Provided data.
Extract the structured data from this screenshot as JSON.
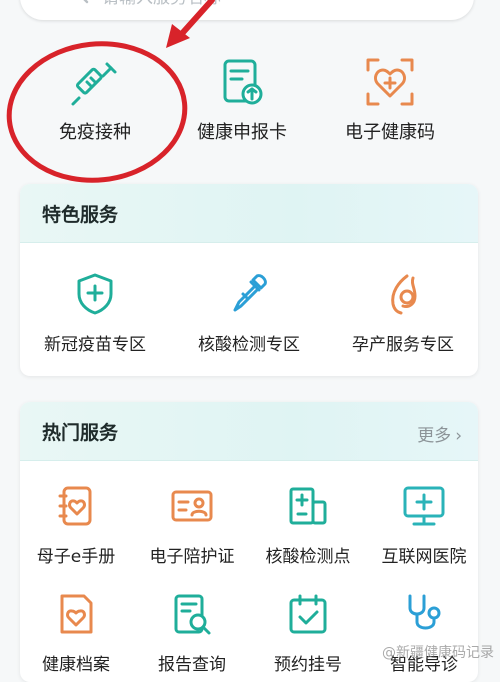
{
  "search": {
    "placeholder": "请输入服务名称"
  },
  "top_services": [
    {
      "label": "免疫接种",
      "icon": "syringe-icon"
    },
    {
      "label": "健康申报卡",
      "icon": "health-declaration-card-icon"
    },
    {
      "label": "电子健康码",
      "icon": "heart-health-code-icon"
    }
  ],
  "featured": {
    "title": "特色服务",
    "items": [
      {
        "label": "新冠疫苗专区",
        "icon": "shield-plus-icon"
      },
      {
        "label": "核酸检测专区",
        "icon": "pipette-icon"
      },
      {
        "label": "孕产服务专区",
        "icon": "pregnancy-icon"
      }
    ]
  },
  "popular": {
    "title": "热门服务",
    "more_label": "更多",
    "items": [
      {
        "label": "母子e手册",
        "icon": "heart-notebook-icon"
      },
      {
        "label": "电子陪护证",
        "icon": "id-card-icon"
      },
      {
        "label": "核酸检测点",
        "icon": "hospital-icon"
      },
      {
        "label": "互联网医院",
        "icon": "monitor-cross-icon"
      },
      {
        "label": "健康档案",
        "icon": "health-record-icon"
      },
      {
        "label": "报告查询",
        "icon": "report-search-icon"
      },
      {
        "label": "预约挂号",
        "icon": "calendar-check-icon"
      },
      {
        "label": "智能导诊",
        "icon": "stethoscope-icon"
      }
    ]
  },
  "watermark": "@新疆健康码记录",
  "colors": {
    "teal": "#1fae9a",
    "orange": "#e8894e",
    "blue": "#2b9fd6",
    "annotation_red": "#d8232a"
  }
}
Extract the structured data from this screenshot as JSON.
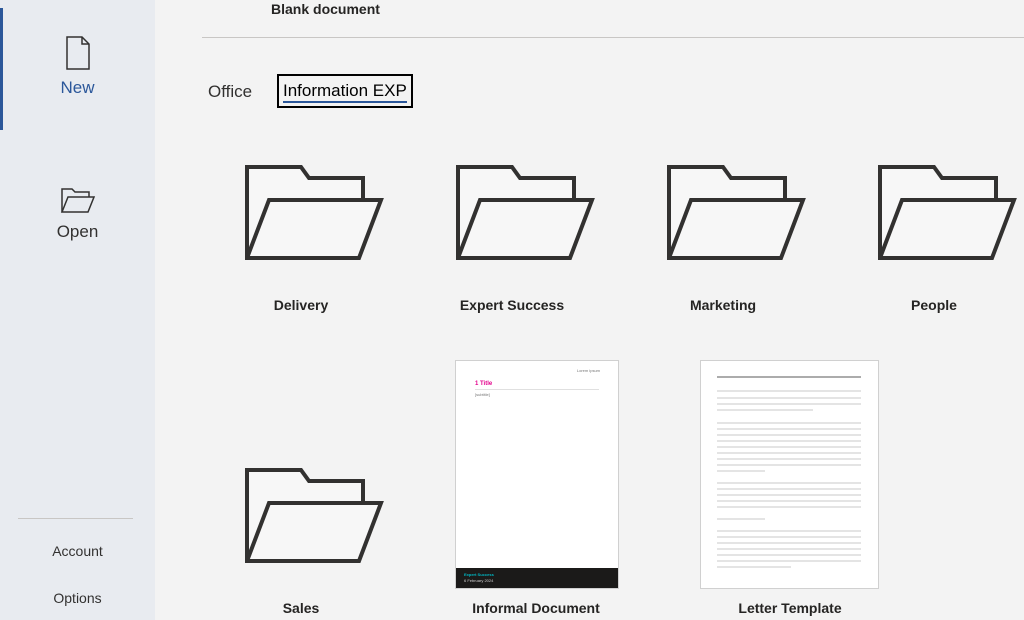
{
  "sidebar": {
    "new_label": "New",
    "open_label": "Open",
    "account_label": "Account",
    "options_label": "Options"
  },
  "main": {
    "blank_document_label": "Blank document",
    "tabs": [
      {
        "label": "Office",
        "selected": false
      },
      {
        "label": "Information EXP",
        "selected": true
      }
    ],
    "templates": [
      {
        "label": "Delivery",
        "icon": "folder-icon"
      },
      {
        "label": "Expert Success",
        "icon": "folder-icon"
      },
      {
        "label": "Marketing",
        "icon": "folder-icon"
      },
      {
        "label": "People",
        "icon": "folder-icon"
      },
      {
        "label": "Sales",
        "icon": "folder-icon"
      },
      {
        "label": "Informal Document",
        "icon": "document-thumbnail",
        "preview": {
          "heading": "1 Title",
          "subtext": "[subtitle]",
          "footer_title": "Expert Success",
          "footer_date": "6 February 2024",
          "corner": "Lorem ipsum"
        }
      },
      {
        "label": "Letter Template",
        "icon": "document-thumbnail"
      }
    ]
  },
  "colors": {
    "accent": "#2b579a",
    "sidebar_bg": "#e8ebf0",
    "main_bg": "#f3f3f3",
    "preview_heading": "#e3008c",
    "preview_footer": "#1b1a19",
    "preview_footer_text": "#00b7c3"
  }
}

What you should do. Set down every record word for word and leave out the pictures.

Response below.
Extract the structured data from this screenshot as JSON.
{
  "search": {
    "placeholder": "请输入服务名称"
  },
  "top_services": [
    {
      "label": "免疫接种",
      "icon": "syringe-icon"
    },
    {
      "label": "健康申报卡",
      "icon": "health-declaration-card-icon"
    },
    {
      "label": "电子健康码",
      "icon": "heart-health-code-icon"
    }
  ],
  "featured": {
    "title": "特色服务",
    "items": [
      {
        "label": "新冠疫苗专区",
        "icon": "shield-plus-icon"
      },
      {
        "label": "核酸检测专区",
        "icon": "pipette-icon"
      },
      {
        "label": "孕产服务专区",
        "icon": "pregnancy-icon"
      }
    ]
  },
  "popular": {
    "title": "热门服务",
    "more_label": "更多",
    "items": [
      {
        "label": "母子e手册",
        "icon": "heart-notebook-icon"
      },
      {
        "label": "电子陪护证",
        "icon": "id-card-icon"
      },
      {
        "label": "核酸检测点",
        "icon": "hospital-icon"
      },
      {
        "label": "互联网医院",
        "icon": "monitor-cross-icon"
      },
      {
        "label": "健康档案",
        "icon": "health-record-icon"
      },
      {
        "label": "报告查询",
        "icon": "report-search-icon"
      },
      {
        "label": "预约挂号",
        "icon": "calendar-check-icon"
      },
      {
        "label": "智能导诊",
        "icon": "stethoscope-icon"
      }
    ]
  },
  "watermark": "@新疆健康码记录",
  "colors": {
    "teal": "#1fae9a",
    "orange": "#e8894e",
    "blue": "#2b9fd6",
    "annotation_red": "#d8232a"
  }
}
Extract the structured data from this screenshot as JSON.
{
  "sidebar": {
    "new_label": "New",
    "open_label": "Open",
    "account_label": "Account",
    "options_label": "Options"
  },
  "main": {
    "blank_document_label": "Blank document",
    "tabs": [
      {
        "label": "Office",
        "selected": false
      },
      {
        "label": "Information EXP",
        "selected": true
      }
    ],
    "templates": [
      {
        "label": "Delivery",
        "icon": "folder-icon"
      },
      {
        "label": "Expert Success",
        "icon": "folder-icon"
      },
      {
        "label": "Marketing",
        "icon": "folder-icon"
      },
      {
        "label": "People",
        "icon": "folder-icon"
      },
      {
        "label": "Sales",
        "icon": "folder-icon"
      },
      {
        "label": "Informal Document",
        "icon": "document-thumbnail",
        "preview": {
          "heading": "1 Title",
          "subtext": "[subtitle]",
          "footer_title": "Expert Success",
          "footer_date": "6 February 2024",
          "corner": "Lorem ipsum"
        }
      },
      {
        "label": "Letter Template",
        "icon": "document-thumbnail"
      }
    ]
  },
  "colors": {
    "accent": "#2b579a",
    "sidebar_bg": "#e8ebf0",
    "main_bg": "#f3f3f3",
    "preview_heading": "#e3008c",
    "preview_footer": "#1b1a19",
    "preview_footer_text": "#00b7c3"
  }
}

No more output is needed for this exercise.